Upton Backs Fort Custer for Missile Defense
Investments Could Add $3B to Local Economy, 300 Jobs
If a rogue nation like Iran or North Korea can send a long-range ballistic missile to hit the Eastern portion of the United States, the country should have a system in place to defend itself, says Congressman Fred Upton, R-St. Joseph.
The U.S. Department of Defense, through its Missile Defense Agency, is considering the Fort Custer Training Center in Kalamazoo and Calhoun counties as one of four possible locations to place an interceptor site capable of shielding the United States from such an attack. Upton strongly backs the local location as his choice, he said Thursday during the public scooping meeting at The Great Hall at the Sherman Lake YMCA in Augusta.
“Look, the technology exists for rogue nations – and well-funded terrorist organizations like ISIS -- to send a ballistic missile to try to knock out the Eastern Seaboard and other parts of the United States,” says Upton, who is also chairman of the House Energy and Commerce Committee. “It’s not a question of if the Iranians or North Koreans will acquire such capabilities it’s a matter of when. But fortunately, we have the technology to knock that missile out of the sky. For such a critical national security mission, where better than Fort Custer?
“We’re talking about an investment of more than $3 billion dollars that could provide 300 full-time jobs and 1,800 project jobs during the life of construction that could go on for several years. In addition, having the Missile Defense Agency here would help secure Fort Custer’s place in the military hierarchy.”
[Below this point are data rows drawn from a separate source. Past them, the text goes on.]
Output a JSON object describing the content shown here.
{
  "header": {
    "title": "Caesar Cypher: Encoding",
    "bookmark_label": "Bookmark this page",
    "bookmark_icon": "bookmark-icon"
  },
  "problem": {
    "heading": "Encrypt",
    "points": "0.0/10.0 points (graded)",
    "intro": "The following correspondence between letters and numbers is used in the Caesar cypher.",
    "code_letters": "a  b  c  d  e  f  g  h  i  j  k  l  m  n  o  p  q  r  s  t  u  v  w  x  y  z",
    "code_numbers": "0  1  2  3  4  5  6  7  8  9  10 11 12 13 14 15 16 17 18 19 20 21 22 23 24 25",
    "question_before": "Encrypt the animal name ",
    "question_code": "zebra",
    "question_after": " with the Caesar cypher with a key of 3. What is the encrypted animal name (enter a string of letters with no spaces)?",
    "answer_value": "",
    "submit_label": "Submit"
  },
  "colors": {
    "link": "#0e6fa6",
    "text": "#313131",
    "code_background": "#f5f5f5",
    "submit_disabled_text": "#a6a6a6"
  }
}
The Fort Custer Training Center straddles the Kalamazoo and Calhoun county lines, which falls in part of Upton’s district.
The Thursday night public meeting was to inform area residents of the potential project and review the scope of the environmental impact statement if the interceptor site is to be located at Fort Custer.
Upton personally toured the two potential deployment sites at Fort Custer before attending the evening’s public meeting.
“No doubt the folks at the Missile Defense Agency have been impressed by what they’ve seen here in Southwest Michigan and the warm welcome they’ve received. Fort Custer has a lot to offer in the way of being able to accommodate the requirements of ground-based defense system,” Upton said. “What’s more, our region comes readily equipped with the infrastructure – transportation, energy, housing, you name it – that a project of this magnitude requires.”
Three other sites are under consideration in Maine, Ohio and New York state. While the Department of Defense has not made a decision to construct continental interceptor site, the Missile Defense Agency has been asked by Congress to investigate each site.
“I’m sure the local and state governments are going to be able to work out what is necessary to try to bring this to Fort Custer,” Upton said. “Gov. Snyder is on record backing it. It’s going to bring good jobs to the area and a sense of peace the country.
“The program should be located here.”